Task item → In the records below, some lines hold the word "MARCADOR". Copy each of those lines.
[Data to use — start]
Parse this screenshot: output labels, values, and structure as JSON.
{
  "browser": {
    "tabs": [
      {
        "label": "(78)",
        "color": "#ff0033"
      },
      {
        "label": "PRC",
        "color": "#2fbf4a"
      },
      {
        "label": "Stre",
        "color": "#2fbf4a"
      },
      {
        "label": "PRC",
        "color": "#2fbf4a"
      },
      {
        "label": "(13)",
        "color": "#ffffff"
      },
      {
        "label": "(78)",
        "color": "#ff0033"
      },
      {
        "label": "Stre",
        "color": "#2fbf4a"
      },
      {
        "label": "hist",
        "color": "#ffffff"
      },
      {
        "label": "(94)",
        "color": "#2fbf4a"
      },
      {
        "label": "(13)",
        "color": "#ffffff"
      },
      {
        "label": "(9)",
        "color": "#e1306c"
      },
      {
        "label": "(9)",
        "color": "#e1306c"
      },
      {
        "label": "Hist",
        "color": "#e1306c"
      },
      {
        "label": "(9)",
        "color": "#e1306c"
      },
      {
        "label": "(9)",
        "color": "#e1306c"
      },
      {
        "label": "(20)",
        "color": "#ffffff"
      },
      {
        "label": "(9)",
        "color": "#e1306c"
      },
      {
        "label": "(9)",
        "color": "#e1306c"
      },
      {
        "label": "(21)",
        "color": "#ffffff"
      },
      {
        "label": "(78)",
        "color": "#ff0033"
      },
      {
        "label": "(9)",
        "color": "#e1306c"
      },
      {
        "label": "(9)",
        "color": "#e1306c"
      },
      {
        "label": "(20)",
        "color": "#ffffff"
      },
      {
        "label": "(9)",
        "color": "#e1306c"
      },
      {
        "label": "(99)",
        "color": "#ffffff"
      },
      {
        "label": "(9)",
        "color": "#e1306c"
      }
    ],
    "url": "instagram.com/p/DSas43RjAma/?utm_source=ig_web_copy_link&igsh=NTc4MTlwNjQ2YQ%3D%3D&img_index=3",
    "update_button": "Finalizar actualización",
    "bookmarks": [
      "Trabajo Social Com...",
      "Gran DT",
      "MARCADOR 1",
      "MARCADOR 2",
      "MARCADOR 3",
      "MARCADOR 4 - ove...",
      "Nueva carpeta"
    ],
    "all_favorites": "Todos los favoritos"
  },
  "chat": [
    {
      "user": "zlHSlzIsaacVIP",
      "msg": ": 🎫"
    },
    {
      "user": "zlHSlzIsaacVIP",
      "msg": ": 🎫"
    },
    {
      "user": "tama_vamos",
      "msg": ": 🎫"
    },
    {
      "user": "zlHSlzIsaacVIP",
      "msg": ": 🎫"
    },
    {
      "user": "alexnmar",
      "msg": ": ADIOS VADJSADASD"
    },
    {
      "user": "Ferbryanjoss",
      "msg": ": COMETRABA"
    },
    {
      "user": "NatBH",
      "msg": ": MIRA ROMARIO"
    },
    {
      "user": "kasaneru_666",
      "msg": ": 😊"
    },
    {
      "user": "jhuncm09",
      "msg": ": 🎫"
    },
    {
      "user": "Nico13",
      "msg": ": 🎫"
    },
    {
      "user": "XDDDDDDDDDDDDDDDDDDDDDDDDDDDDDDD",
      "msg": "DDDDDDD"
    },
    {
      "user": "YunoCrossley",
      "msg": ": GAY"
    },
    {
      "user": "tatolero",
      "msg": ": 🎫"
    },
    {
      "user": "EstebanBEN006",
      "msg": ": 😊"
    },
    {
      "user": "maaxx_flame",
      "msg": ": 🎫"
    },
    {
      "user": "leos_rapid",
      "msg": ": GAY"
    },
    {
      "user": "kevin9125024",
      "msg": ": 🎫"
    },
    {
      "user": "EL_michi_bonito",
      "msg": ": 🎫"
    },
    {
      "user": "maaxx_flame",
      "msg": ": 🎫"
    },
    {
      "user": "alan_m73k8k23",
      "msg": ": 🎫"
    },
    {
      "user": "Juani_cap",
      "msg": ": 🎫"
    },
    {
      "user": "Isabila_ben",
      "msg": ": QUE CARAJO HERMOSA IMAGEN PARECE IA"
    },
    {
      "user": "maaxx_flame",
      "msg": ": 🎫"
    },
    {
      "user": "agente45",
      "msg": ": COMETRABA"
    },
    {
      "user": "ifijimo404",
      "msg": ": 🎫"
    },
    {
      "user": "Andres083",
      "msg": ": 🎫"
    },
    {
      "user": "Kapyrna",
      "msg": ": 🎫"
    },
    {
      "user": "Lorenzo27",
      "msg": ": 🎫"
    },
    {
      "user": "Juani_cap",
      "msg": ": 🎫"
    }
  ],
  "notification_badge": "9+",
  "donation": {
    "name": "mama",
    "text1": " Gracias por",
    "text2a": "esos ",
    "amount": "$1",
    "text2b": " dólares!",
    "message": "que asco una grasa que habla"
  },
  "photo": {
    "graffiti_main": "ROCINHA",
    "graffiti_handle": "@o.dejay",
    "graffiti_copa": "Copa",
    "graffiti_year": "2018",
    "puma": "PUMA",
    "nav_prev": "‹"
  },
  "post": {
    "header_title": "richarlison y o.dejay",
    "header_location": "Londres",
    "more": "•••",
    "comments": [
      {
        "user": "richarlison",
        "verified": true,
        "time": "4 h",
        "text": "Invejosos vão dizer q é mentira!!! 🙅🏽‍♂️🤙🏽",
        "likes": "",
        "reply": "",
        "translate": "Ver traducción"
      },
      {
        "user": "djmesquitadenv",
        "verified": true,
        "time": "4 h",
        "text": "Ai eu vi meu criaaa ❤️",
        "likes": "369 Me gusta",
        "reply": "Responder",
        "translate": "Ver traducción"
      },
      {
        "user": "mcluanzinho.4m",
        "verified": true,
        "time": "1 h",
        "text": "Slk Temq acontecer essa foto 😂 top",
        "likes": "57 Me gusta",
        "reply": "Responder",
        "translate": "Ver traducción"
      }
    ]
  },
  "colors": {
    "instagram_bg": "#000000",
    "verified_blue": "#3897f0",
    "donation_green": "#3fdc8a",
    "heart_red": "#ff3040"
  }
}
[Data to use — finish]
Answer →
      "MARCADOR 1",
      "MARCADOR 2",
      "MARCADOR 3",
      "MARCADOR 4 - ove...",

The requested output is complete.